“Come Away with Me Lucille, In My Merry Oldsmobile”
“Young Johnnie Steele has an Oldsmobile, He loves a dear little girl, She is the queen of his gas machine, She has his heart in a whirl.” Few songs capture the nostalgia of the birth of the “horseless carriage” than the 1905 musical composition, “In My Merry Oldsmobile,” written by Gus Edwards and Vincent P. Bryan and published by M. Witmark & Sons. Ransome Eli’s Olds Motor Vehicle Company came into existence in 1897.
An excerpt from Sinclair Lewis’s “Babbit,” (1922) further states: “It was a night of lovers. All along the highway into Zenith, under the low and gentle moon, motors were parked and dim figures were clasped in revelry.” An examination of some old Johnson City directories between 1911 and 1921 reveals some early and virtually forgotten automobile businesses:
A.J. Hurlbut & Co. (121 Spring), A.J. Wakefield (200 W. Main), Burrow Motor Co. (339 E. Main), Dahl & Johnson (320 E. Main/227 W. Main), E.D. Hanks Motor Co. (119-121 E. Market), East Tennessee Motor Co. (320 E. Main), H.R. Parrott Motor Co. (Ash Street), Johnson Auto Co. (320 /339 E. Main), Johnson City Automobile & Machine Works (corner of Roan and Millard), Johnson City Buick Co. (339 E. Main), Lewis-Brown Sales Agency (123 E. Market), Model Motor Co. (117 E. Market), Morris Motor Co. (115 S. Roan), Southern Auto & Welding Co. (206 W. Market), Standard Auto Repair Co. (207 Boone), Summers-Parrott Hardware Co. (Buffalo at Ash) and Wood Motor Company (308 E. Main).
An interesting article in an October 1960 Hobbies Magazine told of an antique automobile display called “Come Away with Me Lucille – The Gay Days of Motoring, 1897-1912.” It featured 12 antique cars from the late 1800s. The hazards and hardships seen in the display vividly illustrated the safety concerns and lack of comforts of those beautiful but experimental relics of yesteryear.
Several “dangerous” vehicles were identified that included a 1906 Cadillac, one cylinder, ten H.P., selling price $1050; a 1900 Columbia Electric Surrey (with the fringe on top); and a child’s Electric Runabout of 1907.
Others on display were the 1898 Leon Bollee Tricar, 1899 Locomotive Steamer, 1903 Pierce Motorette, 1903 Autocar Tonneau, 1904 Knox Surrey, 1904 Franklin Touring Car, 1906 Success Auto Buggy, 1911 Buick Runabout and a 1912 Spache Cyclecar.

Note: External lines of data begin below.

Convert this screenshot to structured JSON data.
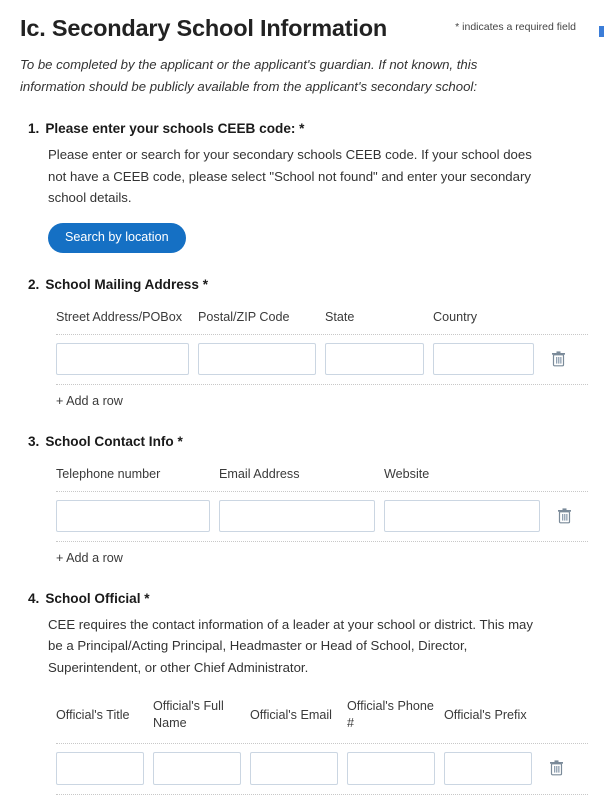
{
  "header": {
    "title": "Ic. Secondary School Information",
    "required_note": "* indicates a required field",
    "intro": "To be completed by the applicant or the applicant's guardian. If not known, this information should be publicly available from the applicant's secondary school:"
  },
  "icons": {
    "trash": "trash-icon"
  },
  "colors": {
    "button_blue": "#1570c4",
    "input_border": "#cbd6e2",
    "separator": "#c8c8c8",
    "text": "#333333"
  },
  "questions": [
    {
      "number": "1.",
      "title": "Please enter your schools CEEB code: *",
      "description": "Please enter or search for your secondary schools CEEB code. If your school does not have a CEEB code, please select \"School not found\" and enter your secondary school details.",
      "button_label": "Search by location"
    },
    {
      "number": "2.",
      "title": "School Mailing Address *",
      "columns": [
        "Street Address/POBox",
        "Postal/ZIP Code",
        "State",
        "Country"
      ],
      "values": [
        "",
        "",
        "",
        ""
      ],
      "add_row_label": "+ Add a row"
    },
    {
      "number": "3.",
      "title": "School Contact Info *",
      "columns": [
        "Telephone number",
        "Email Address",
        "Website"
      ],
      "values": [
        "",
        "",
        ""
      ],
      "add_row_label": "+ Add a row"
    },
    {
      "number": "4.",
      "title": "School Official *",
      "description": "CEE requires the contact information of a leader at your school or district. This may be a Principal/Acting Principal, Headmaster or Head of School, Director, Superintendent, or other Chief Administrator.",
      "columns": [
        "Official's Title",
        "Official's Full Name",
        "Official's Email",
        "Official's Phone #",
        "Official's Prefix"
      ],
      "values": [
        "",
        "",
        "",
        "",
        ""
      ]
    }
  ]
}
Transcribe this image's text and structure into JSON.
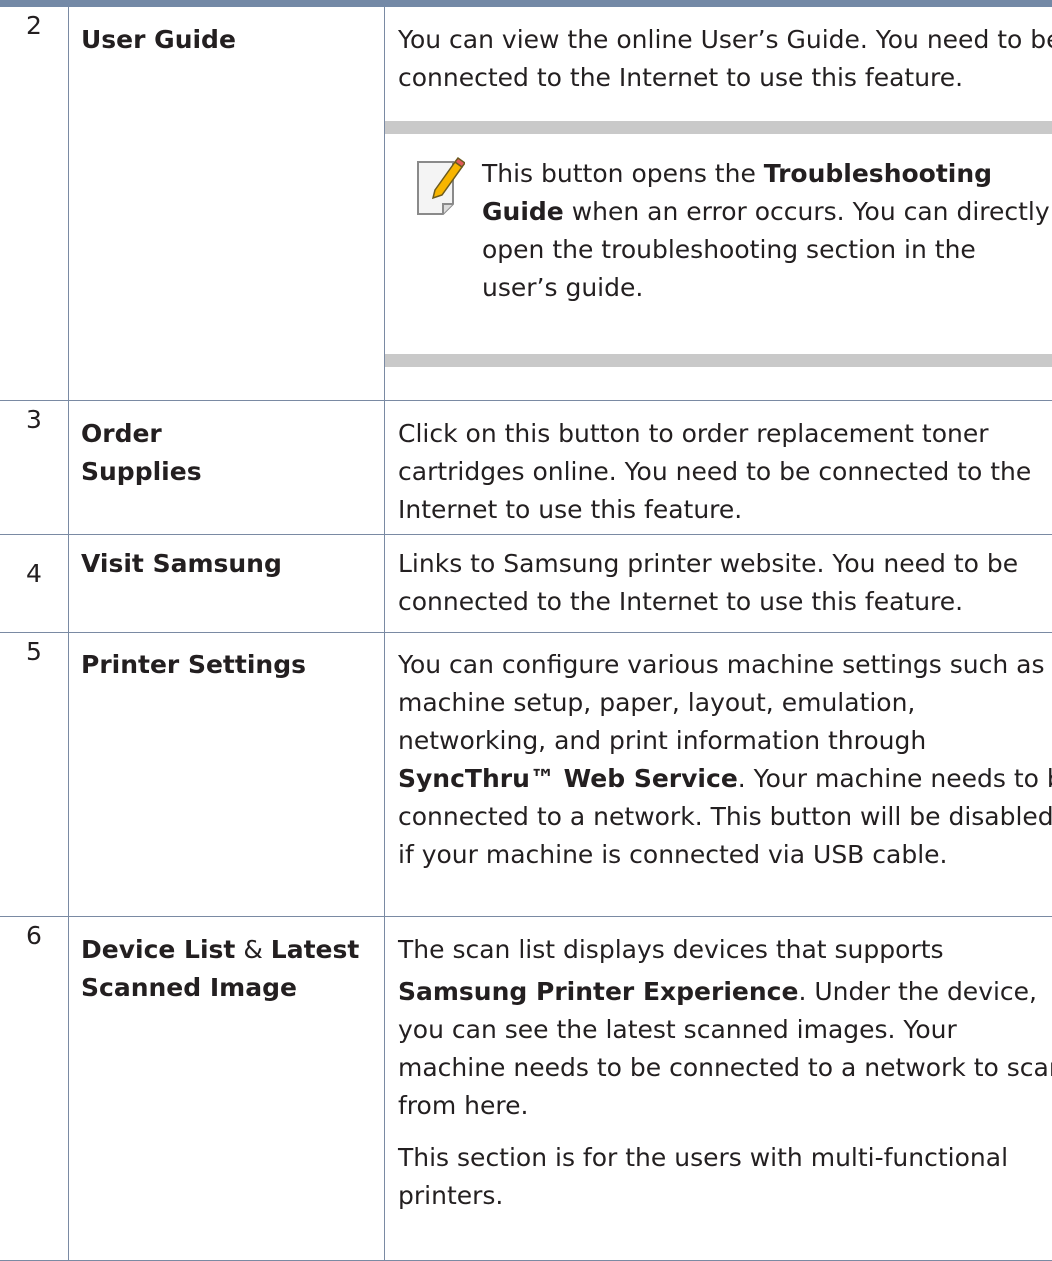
{
  "rows": [
    {
      "num": "2",
      "name": "User Guide",
      "desc_lines": [
        "You can view the online User’s Guide. You need to be",
        "connected to the Internet to use this feature."
      ],
      "note": {
        "icon": "note-pencil-icon",
        "line1_a": "This button opens the ",
        "line1_b": "Troubleshooting",
        "line2_a": "Guide",
        "line2_b": " when an error occurs. You can directly",
        "line3": "open the troubleshooting section in the",
        "line4": "user’s guide."
      }
    },
    {
      "num": "3",
      "name_line1": "Order",
      "name_line2": "Supplies",
      "desc_lines": [
        "Click on this button to order replacement toner",
        "cartridges online. You need to be connected to the",
        "Internet to use this feature."
      ]
    },
    {
      "num": "4",
      "name": "Visit Samsung",
      "desc_lines": [
        "Links to Samsung printer website. You need to be",
        "connected to the Internet to use this feature."
      ]
    },
    {
      "num": "5",
      "name": "Printer Settings",
      "desc_lines": [
        "You can configure various machine settings such as",
        "machine setup, paper, layout, emulation,",
        "networking, and print information through"
      ],
      "desc_bold": "SyncThru™ Web Service",
      "desc_after_bold": ". Your machine needs to be",
      "desc_lines_end": [
        "connected to a network. This button will be disabled",
        "if your machine is connected via USB cable."
      ]
    },
    {
      "num": "6",
      "name_a": "Device List",
      "name_amp": " & ",
      "name_b": "Latest",
      "name_c": "Scanned Image",
      "desc_line1": "The scan list displays devices that supports",
      "desc_bold": "Samsung Printer Experience",
      "desc_after_bold": ". Under the device,",
      "desc_lines": [
        "you can see the latest scanned images. Your",
        "machine needs to be connected to a network to scan",
        "from here."
      ],
      "desc_para2": [
        "This section is for the users with multi-functional",
        "printers."
      ]
    }
  ],
  "colors": {
    "header_bar": "#7489a6",
    "rule": "#7a8aa3",
    "note_band": "#c9c9c9"
  }
}
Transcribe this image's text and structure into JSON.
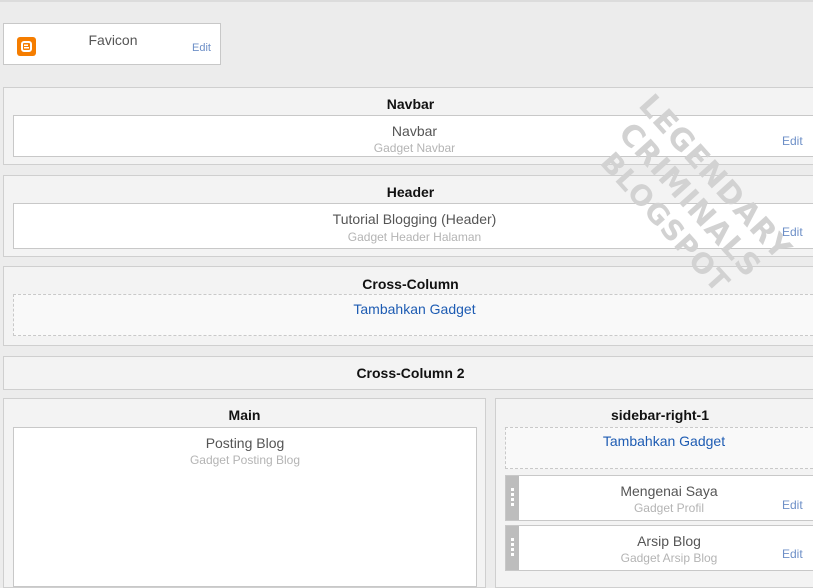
{
  "favicon": {
    "title": "Favicon",
    "edit": "Edit",
    "icon": "blogger-icon",
    "icon_color": "#f57d00"
  },
  "navbar": {
    "title": "Navbar",
    "gadget": {
      "title": "Navbar",
      "subtitle": "Gadget Navbar",
      "edit": "Edit"
    }
  },
  "header": {
    "title": "Header",
    "gadget": {
      "title": "Tutorial Blogging (Header)",
      "subtitle": "Gadget Header Halaman",
      "edit": "Edit"
    }
  },
  "cross_column": {
    "title": "Cross-Column",
    "add_gadget": "Tambahkan Gadget"
  },
  "cross_column_2": {
    "title": "Cross-Column 2"
  },
  "main": {
    "title": "Main",
    "gadget": {
      "title": "Posting Blog",
      "subtitle": "Gadget Posting Blog"
    }
  },
  "sidebar": {
    "title": "sidebar-right-1",
    "add_gadget": "Tambahkan Gadget",
    "gadgets": [
      {
        "title": "Mengenai Saya",
        "subtitle": "Gadget Profil",
        "edit": "Edit"
      },
      {
        "title": "Arsip Blog",
        "subtitle": "Gadget Arsip Blog",
        "edit": "Edit"
      }
    ]
  },
  "watermark": {
    "line1": "LEGENDARY CRIMINALS",
    "line2": "BLOGSPOT"
  },
  "colors": {
    "link": "#1e5cb3",
    "edit": "#6d8fc7",
    "background": "#ececec"
  }
}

Their attractive finishes, plush upholstery and shiny brass made it difficult to believe that the future of the automobile industry was so uncertain. One man reportedly had his car fabricated in the shape of a horse. Also, Henry Ford twice considered selling his company.
The display also included a wide array of motoring artifacts and parts of early automobiles, ranging from a compilation of horns and headlamps to milady’s vanity case. The article humorously said “this luxurious case, equipped with every conceivable necessity for repairing the effects of the journey, is significant for it was not until nearly 1912 that primping and powering ever took place outside the sanctity of the boudoir.”
“Come away with me Lucille, In my merry Oldsmobile, Down the road of life we'll fly, Auto-mo-bubbling, you and I.”
The “Johnny Steeles” of today must find alternative “merry automobiles” for going “auto-mo-bubbling” with their favorite “Lucilles.” Sadly, the Oldsmobile motored off into the sunset on April 29, 2004 after 106 years of operation.